++++ Material for the task

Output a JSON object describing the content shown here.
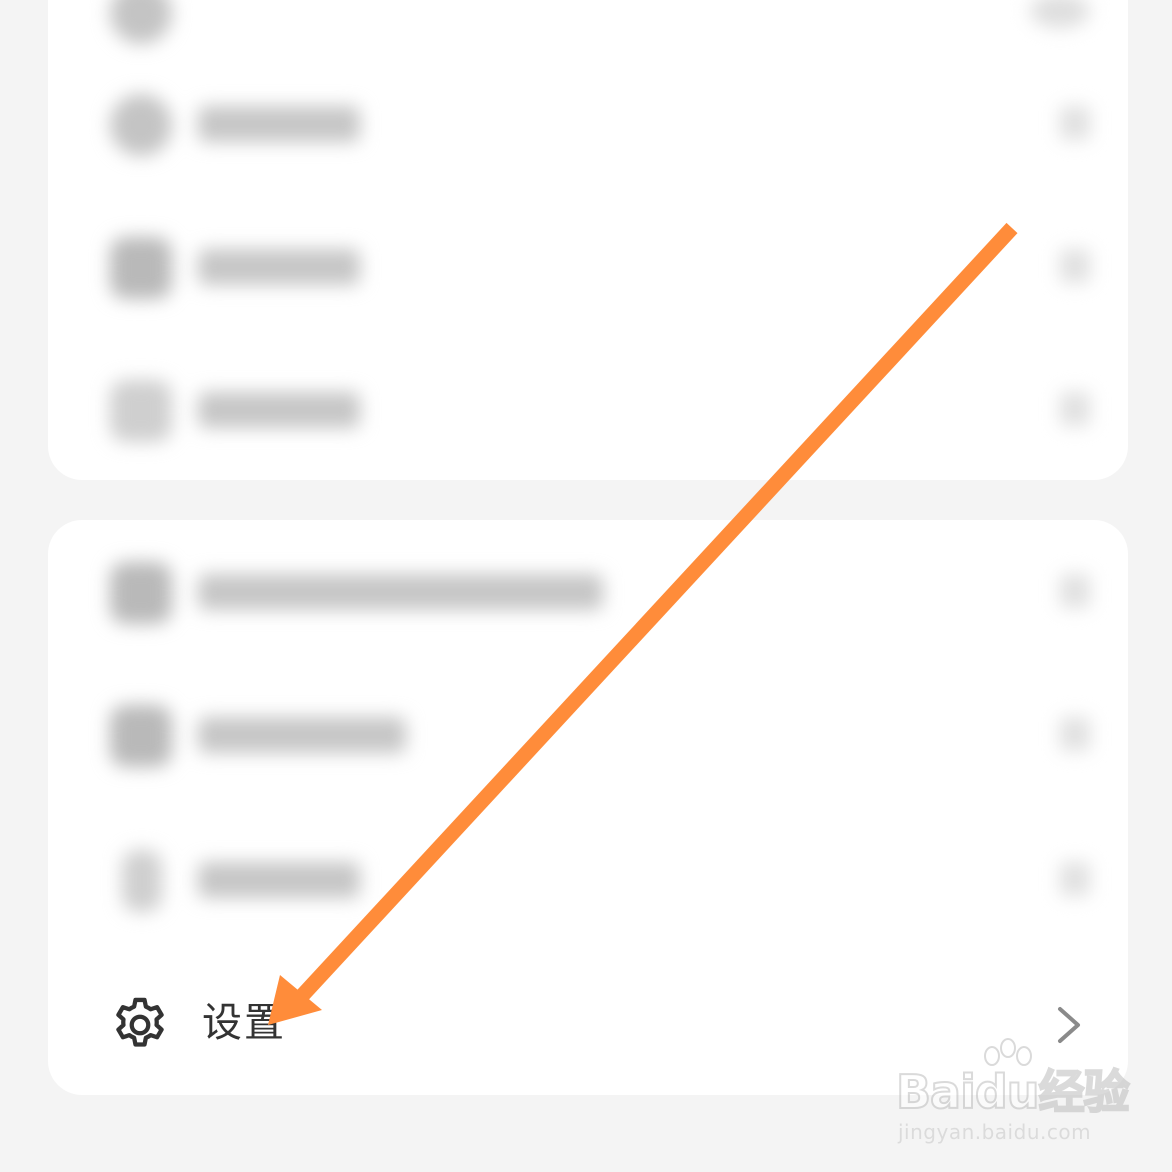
{
  "settings_row": {
    "label": "设置",
    "icon": "gear-icon",
    "chevron": "chevron-right-icon"
  },
  "annotation": {
    "arrow_color": "#ff8c3a"
  },
  "watermark": {
    "logo_text_1": "Bai",
    "logo_text_2": "du",
    "logo_text_3": "经验",
    "url": "jingyan.baidu.com"
  },
  "colors": {
    "background": "#f4f4f4",
    "card": "#ffffff",
    "text": "#333333"
  }
}
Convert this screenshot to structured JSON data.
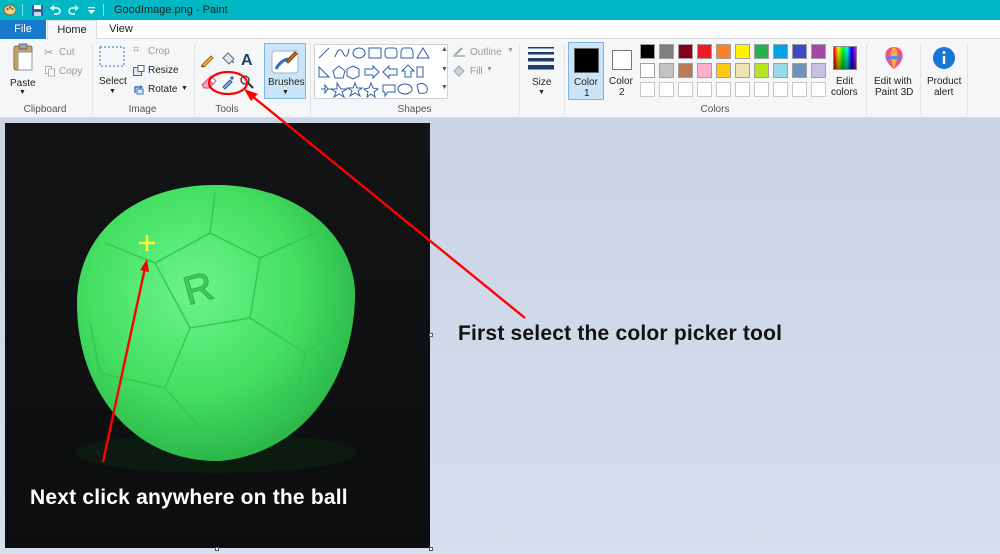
{
  "window": {
    "title": "GoodImage.png - Paint"
  },
  "tabs": {
    "file": "File",
    "home": "Home",
    "view": "View"
  },
  "clipboard": {
    "paste": "Paste",
    "cut": "Cut",
    "copy": "Copy",
    "label": "Clipboard"
  },
  "image": {
    "select": "Select",
    "crop": "Crop",
    "resize": "Resize",
    "rotate": "Rotate",
    "label": "Image"
  },
  "tools": {
    "label": "Tools"
  },
  "brushes": {
    "label": "Brushes"
  },
  "shapes": {
    "outline": "Outline",
    "fill": "Fill",
    "label": "Shapes"
  },
  "size": {
    "label": "Size"
  },
  "colors": {
    "color1_line1": "Color",
    "color1_line2": "1",
    "color2_line1": "Color",
    "color2_line2": "2",
    "edit_line1": "Edit",
    "edit_line2": "colors",
    "label": "Colors",
    "row1": [
      "#000000",
      "#7f7f7f",
      "#880015",
      "#ed1c24",
      "#ff7f27",
      "#fff200",
      "#22b14c",
      "#00a2e8",
      "#3f48cc",
      "#a349a4"
    ],
    "row2": [
      "#ffffff",
      "#c3c3c3",
      "#b97a57",
      "#ffaec9",
      "#ffc90e",
      "#efe4b0",
      "#b5e61d",
      "#99d9ea",
      "#7092be",
      "#c8bfe7"
    ],
    "row3": [
      "#ffffff",
      "#ffffff",
      "#ffffff",
      "#ffffff",
      "#ffffff",
      "#ffffff",
      "#ffffff",
      "#ffffff",
      "#ffffff",
      "#ffffff"
    ]
  },
  "paint3d": {
    "line1": "Edit with",
    "line2": "Paint 3D"
  },
  "alert": {
    "line1": "Product",
    "line2": "alert"
  },
  "annotations": {
    "first": "First select the color picker tool",
    "next": "Next click anywhere on the ball"
  },
  "accent": {
    "titlebar": "#00b7c3",
    "file_tab": "#1979ca",
    "arrow": "#ff0000",
    "ball": "#4ee86a"
  }
}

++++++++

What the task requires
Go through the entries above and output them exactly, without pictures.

Reply to the exercise
Output a JSON object describing the content shown here.
{
  "settings_row": {
    "label": "设置",
    "icon": "gear-icon",
    "chevron": "chevron-right-icon"
  },
  "annotation": {
    "arrow_color": "#ff8c3a"
  },
  "watermark": {
    "logo_text_1": "Bai",
    "logo_text_2": "du",
    "logo_text_3": "经验",
    "url": "jingyan.baidu.com"
  },
  "colors": {
    "background": "#f4f4f4",
    "card": "#ffffff",
    "text": "#333333"
  }
}
Convert this screenshot to structured JSON data.
{
  "window": {
    "title": "GoodImage.png - Paint"
  },
  "tabs": {
    "file": "File",
    "home": "Home",
    "view": "View"
  },
  "clipboard": {
    "paste": "Paste",
    "cut": "Cut",
    "copy": "Copy",
    "label": "Clipboard"
  },
  "image": {
    "select": "Select",
    "crop": "Crop",
    "resize": "Resize",
    "rotate": "Rotate",
    "label": "Image"
  },
  "tools": {
    "label": "Tools"
  },
  "brushes": {
    "label": "Brushes"
  },
  "shapes": {
    "outline": "Outline",
    "fill": "Fill",
    "label": "Shapes"
  },
  "size": {
    "label": "Size"
  },
  "colors": {
    "color1_line1": "Color",
    "color1_line2": "1",
    "color2_line1": "Color",
    "color2_line2": "2",
    "edit_line1": "Edit",
    "edit_line2": "colors",
    "label": "Colors",
    "row1": [
      "#000000",
      "#7f7f7f",
      "#880015",
      "#ed1c24",
      "#ff7f27",
      "#fff200",
      "#22b14c",
      "#00a2e8",
      "#3f48cc",
      "#a349a4"
    ],
    "row2": [
      "#ffffff",
      "#c3c3c3",
      "#b97a57",
      "#ffaec9",
      "#ffc90e",
      "#efe4b0",
      "#b5e61d",
      "#99d9ea",
      "#7092be",
      "#c8bfe7"
    ],
    "row3": [
      "#ffffff",
      "#ffffff",
      "#ffffff",
      "#ffffff",
      "#ffffff",
      "#ffffff",
      "#ffffff",
      "#ffffff",
      "#ffffff",
      "#ffffff"
    ]
  },
  "paint3d": {
    "line1": "Edit with",
    "line2": "Paint 3D"
  },
  "alert": {
    "line1": "Product",
    "line2": "alert"
  },
  "annotations": {
    "first": "First select the color picker tool",
    "next": "Next click anywhere on the ball"
  },
  "accent": {
    "titlebar": "#00b7c3",
    "file_tab": "#1979ca",
    "arrow": "#ff0000",
    "ball": "#4ee86a"
  }
}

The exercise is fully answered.